China Executed 2,400 Prisoners Last Year Says Human Rights Group

China death penalty
Criminals are sentenced to death during an open trial in Zhuzhou, central China's Hunan province December 26, 2006. China Daily/Reuters

China executed 2,400 prisoners last year, according to a report released on Monday by a leading US-based human rights group.

The Dui Hua foundation, a San Francisco-based organisation which works to uphold human rights in China and America, estimated that approximately 2,400 people were executed in China in 2013, a 20% drop since 2012.

The report added that the 2014 figure will be unlikely to change.

Although the figure is a state secret, China is believed to execute far more people than any other country. Chinese prisoners are typically executed using lethal injection, and in some cases, by firing squads.

According to Amnesty International’s annual report on the death penalty, “excluding China, at least 778 people were executed worldwide” throughout 2013. Dui Hua’s estimate would place the number of executions in China at three times as many as the rest of the world put together.
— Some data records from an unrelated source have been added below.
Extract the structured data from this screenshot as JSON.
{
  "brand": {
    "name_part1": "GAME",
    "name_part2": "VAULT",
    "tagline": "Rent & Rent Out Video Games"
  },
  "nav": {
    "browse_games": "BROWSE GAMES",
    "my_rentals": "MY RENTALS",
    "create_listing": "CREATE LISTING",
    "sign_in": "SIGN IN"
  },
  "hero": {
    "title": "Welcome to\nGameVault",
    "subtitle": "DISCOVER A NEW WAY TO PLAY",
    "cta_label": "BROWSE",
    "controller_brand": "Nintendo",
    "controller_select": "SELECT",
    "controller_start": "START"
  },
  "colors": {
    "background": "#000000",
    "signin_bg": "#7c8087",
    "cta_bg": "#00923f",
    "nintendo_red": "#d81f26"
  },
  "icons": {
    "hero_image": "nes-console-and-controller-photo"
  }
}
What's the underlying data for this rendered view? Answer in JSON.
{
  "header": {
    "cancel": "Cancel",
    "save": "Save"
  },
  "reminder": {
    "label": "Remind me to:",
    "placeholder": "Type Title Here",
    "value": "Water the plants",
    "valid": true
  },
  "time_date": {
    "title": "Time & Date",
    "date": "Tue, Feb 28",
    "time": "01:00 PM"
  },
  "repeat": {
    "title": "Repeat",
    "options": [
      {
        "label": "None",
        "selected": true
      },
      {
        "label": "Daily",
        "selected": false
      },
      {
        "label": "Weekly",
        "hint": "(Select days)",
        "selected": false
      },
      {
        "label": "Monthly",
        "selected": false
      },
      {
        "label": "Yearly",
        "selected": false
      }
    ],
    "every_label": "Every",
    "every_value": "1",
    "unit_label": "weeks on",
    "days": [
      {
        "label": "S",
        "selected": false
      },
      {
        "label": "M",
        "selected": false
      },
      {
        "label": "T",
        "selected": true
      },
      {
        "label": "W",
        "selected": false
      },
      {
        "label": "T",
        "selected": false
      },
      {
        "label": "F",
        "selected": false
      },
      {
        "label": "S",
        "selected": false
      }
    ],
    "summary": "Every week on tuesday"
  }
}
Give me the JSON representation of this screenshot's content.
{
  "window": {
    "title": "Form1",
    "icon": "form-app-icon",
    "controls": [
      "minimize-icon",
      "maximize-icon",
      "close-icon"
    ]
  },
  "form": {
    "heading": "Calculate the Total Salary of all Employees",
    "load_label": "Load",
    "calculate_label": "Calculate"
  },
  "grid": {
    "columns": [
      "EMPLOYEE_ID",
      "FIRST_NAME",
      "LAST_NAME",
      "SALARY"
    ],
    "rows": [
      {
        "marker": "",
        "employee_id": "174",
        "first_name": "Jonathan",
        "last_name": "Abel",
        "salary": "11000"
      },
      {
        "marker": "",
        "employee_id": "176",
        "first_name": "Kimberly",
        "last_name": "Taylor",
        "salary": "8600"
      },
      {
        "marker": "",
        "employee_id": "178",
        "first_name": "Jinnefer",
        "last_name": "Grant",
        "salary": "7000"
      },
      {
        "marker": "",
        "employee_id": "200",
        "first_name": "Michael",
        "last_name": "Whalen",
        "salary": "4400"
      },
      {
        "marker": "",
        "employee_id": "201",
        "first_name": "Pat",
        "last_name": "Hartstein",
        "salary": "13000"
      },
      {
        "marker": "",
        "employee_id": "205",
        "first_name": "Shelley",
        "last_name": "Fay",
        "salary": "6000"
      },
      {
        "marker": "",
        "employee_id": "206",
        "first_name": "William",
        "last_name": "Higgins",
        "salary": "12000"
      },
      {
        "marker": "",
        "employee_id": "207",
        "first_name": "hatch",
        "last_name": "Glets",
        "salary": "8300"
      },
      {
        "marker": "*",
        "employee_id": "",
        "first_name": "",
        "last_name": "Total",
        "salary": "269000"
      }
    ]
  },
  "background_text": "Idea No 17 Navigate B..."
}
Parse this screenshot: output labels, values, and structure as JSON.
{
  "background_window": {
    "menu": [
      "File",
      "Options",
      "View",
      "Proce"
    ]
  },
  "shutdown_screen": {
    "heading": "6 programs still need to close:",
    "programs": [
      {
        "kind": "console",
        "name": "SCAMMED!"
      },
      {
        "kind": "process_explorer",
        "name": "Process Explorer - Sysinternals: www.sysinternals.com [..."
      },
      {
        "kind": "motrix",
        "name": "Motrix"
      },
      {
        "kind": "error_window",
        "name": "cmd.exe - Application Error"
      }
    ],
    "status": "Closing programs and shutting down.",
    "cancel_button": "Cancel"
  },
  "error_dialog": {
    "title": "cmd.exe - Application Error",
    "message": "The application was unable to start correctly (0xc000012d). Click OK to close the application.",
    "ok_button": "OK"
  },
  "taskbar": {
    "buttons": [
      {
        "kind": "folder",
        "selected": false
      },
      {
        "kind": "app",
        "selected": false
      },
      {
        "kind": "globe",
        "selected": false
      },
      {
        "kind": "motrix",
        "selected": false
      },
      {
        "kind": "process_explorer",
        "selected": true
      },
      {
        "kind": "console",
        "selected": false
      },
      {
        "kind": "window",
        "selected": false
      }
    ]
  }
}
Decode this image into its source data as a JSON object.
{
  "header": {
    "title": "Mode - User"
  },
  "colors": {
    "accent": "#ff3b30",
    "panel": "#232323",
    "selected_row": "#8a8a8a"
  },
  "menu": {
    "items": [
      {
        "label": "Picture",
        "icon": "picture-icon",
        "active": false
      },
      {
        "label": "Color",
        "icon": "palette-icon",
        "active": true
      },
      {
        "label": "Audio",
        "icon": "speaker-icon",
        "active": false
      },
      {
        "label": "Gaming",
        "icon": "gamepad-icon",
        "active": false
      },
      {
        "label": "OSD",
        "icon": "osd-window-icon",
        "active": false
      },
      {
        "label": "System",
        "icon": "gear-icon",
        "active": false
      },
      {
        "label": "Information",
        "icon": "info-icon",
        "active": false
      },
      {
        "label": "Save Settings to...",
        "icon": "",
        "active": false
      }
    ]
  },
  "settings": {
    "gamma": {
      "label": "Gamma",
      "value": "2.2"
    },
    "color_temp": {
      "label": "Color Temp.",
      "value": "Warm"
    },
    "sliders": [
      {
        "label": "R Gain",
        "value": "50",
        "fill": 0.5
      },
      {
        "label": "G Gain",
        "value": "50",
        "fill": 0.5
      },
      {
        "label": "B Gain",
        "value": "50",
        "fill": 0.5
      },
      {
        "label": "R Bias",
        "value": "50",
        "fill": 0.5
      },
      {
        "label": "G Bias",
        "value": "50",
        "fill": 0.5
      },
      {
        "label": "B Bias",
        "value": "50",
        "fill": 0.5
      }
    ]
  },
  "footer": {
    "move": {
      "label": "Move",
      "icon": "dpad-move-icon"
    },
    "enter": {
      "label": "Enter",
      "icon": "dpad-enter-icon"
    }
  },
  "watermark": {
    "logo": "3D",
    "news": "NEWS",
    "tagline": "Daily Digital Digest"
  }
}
The Amnesty report also noted that their monitoring indicated death sentences “in the thousands”. However the organisation was unwilling to attempt more specific estimates due to the refusal of Chinese authorities to make statistics public.

Chiara Sangiorgio, Amnesty International’s death penalty expert, told Newsweek that despite “some limited positive steps”, secrecy has made it difficult to evaluate the general situation in China.

"The lack of transparency around the use of the death penalty makes it impossible to assess the true reality of capital punishment in the country, or indeed if there has been any ‘progress’ towards abolition,” she said.

She added that capital punishment can still be granted for non-lethal crimes such as drug trafficking and embezzlement, which in the UK carries an average sentence of five years in jail.

The Dui Hua foundation said that they had obtained their statistics by analysing “data points” published in the Chinese magazine Southern Weekly that conform to information leaked to Dui Hua by a Chinese official earlier this year.

China has moderated its use of the death penalty in recent years, and is thought to have executed fewer people following a 2007 decision to give the Supreme People's Court the authority to review all death sentences.

In a landmark case in June this year, Li Yan, a Chinese woman who killed her abusive husband after suffering months of domestic violence had her death sentence overturned by the Supreme Court.

In 2011, China also banned the use of capital punishment for offenders over the age of 75 and removed 13 offences from the list of 68 crimes punishable by death.

However since the offences were all economic-related crimes which, in practice, rarely incurred the death penalty, the move was viewed as a token gesture in some quarters. Amnesty International deemed the law change “legal housekeeping”.

Iran and Iraq follow China as the countries where the death penalty is most widely practiced, at second and third respectively. According to Amnesty statistics at least 369 executions were carried out in Iran, and 169 in Iraq throughout 2013. Saudi Arabia (79) and the USA (39) take fourth and fifth place with Somalia (34) in sixth place.